(PROVIDED INFORMATION Opens)

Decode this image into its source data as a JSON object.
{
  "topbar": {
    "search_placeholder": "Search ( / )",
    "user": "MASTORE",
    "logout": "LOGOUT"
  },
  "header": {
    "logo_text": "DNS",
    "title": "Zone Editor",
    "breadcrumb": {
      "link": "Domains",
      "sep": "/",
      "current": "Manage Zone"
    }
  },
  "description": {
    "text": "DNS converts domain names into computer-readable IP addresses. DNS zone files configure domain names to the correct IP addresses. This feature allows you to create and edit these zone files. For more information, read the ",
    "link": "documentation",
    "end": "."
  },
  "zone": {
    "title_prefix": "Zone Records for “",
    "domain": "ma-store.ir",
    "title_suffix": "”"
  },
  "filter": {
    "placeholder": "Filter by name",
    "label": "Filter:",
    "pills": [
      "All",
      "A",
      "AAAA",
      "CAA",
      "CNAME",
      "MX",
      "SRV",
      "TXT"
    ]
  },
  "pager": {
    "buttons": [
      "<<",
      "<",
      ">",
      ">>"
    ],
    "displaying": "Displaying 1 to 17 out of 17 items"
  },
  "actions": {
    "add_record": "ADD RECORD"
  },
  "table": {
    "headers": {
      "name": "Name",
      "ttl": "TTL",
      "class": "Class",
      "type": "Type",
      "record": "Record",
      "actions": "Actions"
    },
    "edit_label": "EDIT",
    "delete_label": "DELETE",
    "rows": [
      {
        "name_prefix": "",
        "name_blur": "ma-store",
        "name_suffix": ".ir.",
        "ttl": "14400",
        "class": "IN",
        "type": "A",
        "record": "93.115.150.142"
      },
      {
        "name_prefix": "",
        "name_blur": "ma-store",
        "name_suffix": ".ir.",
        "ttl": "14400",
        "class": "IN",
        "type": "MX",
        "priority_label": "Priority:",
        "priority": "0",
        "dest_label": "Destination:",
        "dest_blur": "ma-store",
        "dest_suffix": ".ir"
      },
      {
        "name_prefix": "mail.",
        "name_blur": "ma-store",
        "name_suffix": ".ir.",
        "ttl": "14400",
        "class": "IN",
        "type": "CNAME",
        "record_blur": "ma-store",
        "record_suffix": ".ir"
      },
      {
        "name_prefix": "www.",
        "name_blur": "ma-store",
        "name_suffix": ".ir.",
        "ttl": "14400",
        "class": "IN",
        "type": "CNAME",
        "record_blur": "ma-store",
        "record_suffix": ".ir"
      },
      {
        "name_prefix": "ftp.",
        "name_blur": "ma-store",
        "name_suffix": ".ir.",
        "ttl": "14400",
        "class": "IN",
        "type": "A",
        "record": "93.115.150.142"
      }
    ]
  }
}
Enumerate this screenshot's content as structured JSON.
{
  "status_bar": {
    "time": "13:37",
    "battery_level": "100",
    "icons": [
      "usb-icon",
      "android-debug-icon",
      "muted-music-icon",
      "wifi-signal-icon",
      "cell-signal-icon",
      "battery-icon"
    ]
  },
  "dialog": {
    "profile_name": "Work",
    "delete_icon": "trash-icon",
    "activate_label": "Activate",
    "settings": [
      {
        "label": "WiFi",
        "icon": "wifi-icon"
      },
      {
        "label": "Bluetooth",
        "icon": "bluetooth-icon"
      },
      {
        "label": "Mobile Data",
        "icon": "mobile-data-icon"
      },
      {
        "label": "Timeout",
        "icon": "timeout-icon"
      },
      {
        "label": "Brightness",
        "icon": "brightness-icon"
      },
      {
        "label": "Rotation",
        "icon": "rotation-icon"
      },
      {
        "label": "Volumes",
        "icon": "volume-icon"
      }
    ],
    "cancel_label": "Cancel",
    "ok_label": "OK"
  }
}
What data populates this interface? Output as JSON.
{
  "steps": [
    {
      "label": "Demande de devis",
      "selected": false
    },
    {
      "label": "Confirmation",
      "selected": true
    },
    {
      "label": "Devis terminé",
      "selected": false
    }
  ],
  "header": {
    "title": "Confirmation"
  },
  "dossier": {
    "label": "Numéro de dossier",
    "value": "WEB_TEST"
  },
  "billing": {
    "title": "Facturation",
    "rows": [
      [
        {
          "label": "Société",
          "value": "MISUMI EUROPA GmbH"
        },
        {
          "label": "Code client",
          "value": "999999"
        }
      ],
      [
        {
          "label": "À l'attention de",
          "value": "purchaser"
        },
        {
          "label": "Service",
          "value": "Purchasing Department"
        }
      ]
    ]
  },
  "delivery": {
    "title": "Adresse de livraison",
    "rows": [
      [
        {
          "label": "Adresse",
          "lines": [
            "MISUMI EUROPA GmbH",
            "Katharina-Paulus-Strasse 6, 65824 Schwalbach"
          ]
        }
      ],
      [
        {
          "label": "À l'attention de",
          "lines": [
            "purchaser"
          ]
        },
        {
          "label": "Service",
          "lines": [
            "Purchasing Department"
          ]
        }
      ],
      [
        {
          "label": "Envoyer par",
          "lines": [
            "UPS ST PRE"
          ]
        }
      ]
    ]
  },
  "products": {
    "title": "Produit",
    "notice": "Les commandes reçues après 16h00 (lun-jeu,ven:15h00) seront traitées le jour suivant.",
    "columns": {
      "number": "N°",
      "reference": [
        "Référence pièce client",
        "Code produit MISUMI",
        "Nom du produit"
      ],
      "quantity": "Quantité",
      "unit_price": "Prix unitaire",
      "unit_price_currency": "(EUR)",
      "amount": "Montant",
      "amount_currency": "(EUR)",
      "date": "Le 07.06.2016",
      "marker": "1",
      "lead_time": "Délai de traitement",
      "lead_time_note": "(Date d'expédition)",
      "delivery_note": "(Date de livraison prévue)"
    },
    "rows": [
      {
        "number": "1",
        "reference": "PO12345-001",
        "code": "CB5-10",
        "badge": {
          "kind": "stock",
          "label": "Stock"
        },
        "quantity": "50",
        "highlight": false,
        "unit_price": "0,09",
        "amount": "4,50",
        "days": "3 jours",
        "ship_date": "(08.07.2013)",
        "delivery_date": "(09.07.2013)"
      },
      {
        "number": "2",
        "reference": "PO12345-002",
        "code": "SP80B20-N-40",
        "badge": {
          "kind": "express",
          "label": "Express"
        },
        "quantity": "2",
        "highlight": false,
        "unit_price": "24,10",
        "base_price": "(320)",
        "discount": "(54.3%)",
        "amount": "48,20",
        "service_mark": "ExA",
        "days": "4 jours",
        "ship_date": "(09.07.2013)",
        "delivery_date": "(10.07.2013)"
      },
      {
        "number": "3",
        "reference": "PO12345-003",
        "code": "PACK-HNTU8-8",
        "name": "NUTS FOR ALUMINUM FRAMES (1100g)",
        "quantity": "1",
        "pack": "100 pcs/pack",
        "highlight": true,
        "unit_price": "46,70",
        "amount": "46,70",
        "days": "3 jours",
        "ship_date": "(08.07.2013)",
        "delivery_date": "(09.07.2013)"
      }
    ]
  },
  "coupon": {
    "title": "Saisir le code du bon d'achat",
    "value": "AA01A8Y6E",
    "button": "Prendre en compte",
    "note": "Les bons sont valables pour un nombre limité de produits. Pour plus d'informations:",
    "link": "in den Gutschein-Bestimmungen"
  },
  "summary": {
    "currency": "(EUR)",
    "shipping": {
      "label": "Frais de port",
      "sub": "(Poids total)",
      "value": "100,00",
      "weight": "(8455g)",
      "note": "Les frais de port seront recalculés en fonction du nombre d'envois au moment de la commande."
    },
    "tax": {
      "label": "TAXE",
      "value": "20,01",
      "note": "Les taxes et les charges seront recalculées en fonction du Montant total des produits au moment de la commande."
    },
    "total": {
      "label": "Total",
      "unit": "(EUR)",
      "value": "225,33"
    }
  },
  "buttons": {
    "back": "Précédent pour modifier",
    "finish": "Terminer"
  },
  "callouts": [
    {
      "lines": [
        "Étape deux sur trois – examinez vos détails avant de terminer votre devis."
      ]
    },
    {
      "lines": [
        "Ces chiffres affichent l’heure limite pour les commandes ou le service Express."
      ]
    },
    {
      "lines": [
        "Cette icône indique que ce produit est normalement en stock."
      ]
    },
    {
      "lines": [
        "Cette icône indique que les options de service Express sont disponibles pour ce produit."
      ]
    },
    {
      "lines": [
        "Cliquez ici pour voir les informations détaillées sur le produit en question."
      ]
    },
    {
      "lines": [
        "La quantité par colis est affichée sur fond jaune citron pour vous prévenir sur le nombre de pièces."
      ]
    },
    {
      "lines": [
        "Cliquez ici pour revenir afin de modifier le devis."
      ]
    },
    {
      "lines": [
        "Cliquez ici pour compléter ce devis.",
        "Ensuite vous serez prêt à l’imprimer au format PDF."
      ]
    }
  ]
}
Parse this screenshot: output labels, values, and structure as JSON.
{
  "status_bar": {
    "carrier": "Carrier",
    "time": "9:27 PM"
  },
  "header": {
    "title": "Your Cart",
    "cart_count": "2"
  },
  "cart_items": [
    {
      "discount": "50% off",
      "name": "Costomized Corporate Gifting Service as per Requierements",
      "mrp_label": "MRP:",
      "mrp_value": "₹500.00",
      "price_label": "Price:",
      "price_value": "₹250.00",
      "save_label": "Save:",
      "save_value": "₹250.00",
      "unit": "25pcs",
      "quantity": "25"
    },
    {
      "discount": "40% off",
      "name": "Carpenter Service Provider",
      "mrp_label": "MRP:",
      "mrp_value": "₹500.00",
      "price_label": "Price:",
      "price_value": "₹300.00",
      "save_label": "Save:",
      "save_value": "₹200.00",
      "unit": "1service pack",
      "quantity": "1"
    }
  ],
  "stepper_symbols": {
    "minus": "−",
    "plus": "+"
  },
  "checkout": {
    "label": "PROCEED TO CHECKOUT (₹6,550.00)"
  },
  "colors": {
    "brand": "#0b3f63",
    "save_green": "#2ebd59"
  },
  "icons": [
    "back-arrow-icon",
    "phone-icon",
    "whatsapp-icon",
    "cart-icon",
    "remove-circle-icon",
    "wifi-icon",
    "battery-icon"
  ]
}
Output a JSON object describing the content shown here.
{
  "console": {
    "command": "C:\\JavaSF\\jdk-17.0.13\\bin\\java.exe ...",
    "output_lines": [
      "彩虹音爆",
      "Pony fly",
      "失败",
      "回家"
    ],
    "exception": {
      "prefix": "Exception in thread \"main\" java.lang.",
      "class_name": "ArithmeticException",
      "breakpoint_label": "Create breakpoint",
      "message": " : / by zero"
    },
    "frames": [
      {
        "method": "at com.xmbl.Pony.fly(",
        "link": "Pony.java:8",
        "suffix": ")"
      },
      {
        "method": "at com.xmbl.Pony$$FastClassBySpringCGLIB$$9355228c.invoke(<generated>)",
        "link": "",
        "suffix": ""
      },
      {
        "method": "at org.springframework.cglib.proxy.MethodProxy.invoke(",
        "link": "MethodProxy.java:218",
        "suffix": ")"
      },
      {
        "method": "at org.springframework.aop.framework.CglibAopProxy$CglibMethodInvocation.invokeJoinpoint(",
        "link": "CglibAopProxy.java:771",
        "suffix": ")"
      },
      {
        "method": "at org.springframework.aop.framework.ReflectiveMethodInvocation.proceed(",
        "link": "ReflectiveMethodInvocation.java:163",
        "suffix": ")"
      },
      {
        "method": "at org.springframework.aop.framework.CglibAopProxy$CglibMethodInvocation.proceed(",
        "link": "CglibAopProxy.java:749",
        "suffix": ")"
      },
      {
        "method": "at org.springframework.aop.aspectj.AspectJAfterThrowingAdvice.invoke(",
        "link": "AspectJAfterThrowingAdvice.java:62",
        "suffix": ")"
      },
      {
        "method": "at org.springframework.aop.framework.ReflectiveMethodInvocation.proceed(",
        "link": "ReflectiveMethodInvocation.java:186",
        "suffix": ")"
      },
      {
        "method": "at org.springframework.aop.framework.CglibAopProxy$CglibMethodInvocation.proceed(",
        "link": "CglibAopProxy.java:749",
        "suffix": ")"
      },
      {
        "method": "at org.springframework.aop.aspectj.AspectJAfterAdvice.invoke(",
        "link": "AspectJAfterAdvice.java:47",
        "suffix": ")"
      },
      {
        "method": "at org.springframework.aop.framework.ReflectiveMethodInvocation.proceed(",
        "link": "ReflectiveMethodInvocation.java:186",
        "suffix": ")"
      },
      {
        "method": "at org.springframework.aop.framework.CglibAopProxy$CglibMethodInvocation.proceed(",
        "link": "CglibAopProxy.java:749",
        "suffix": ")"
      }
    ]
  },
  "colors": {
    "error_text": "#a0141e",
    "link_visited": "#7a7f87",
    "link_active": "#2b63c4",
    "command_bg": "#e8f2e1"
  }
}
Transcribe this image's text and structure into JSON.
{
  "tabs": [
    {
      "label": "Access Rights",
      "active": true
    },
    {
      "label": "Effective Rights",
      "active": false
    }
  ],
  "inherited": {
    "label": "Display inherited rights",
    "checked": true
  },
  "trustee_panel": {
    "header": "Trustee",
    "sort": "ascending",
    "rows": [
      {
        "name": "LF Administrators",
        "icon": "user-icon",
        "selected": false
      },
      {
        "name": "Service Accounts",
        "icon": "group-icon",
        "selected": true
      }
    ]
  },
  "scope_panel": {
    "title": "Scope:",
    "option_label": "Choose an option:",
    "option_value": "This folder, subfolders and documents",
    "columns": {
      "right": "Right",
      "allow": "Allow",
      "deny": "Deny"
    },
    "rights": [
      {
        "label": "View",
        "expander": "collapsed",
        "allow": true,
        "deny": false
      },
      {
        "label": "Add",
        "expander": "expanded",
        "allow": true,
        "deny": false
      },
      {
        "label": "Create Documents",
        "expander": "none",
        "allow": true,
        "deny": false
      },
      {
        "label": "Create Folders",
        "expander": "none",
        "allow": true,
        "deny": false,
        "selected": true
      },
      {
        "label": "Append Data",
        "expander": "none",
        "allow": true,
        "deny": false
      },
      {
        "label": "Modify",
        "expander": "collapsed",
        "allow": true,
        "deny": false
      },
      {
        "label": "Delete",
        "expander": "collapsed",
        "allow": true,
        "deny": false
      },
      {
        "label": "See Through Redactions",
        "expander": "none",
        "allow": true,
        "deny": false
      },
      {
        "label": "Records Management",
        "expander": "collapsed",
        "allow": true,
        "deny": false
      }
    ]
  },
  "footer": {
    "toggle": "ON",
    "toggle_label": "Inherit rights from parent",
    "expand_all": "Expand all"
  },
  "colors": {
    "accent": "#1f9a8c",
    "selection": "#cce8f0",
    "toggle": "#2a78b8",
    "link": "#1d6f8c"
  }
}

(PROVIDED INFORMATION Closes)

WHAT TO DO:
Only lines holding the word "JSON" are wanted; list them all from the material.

RESULT BELOW:
Decode this image into its source data as a JSON object.
Enumerate this screenshot's content as structured JSON.
What data populates this interface? Output as JSON.
Parse this screenshot: output labels, values, and structure as JSON.
Output a JSON object describing the content shown here.
Transcribe this image's text and structure into JSON.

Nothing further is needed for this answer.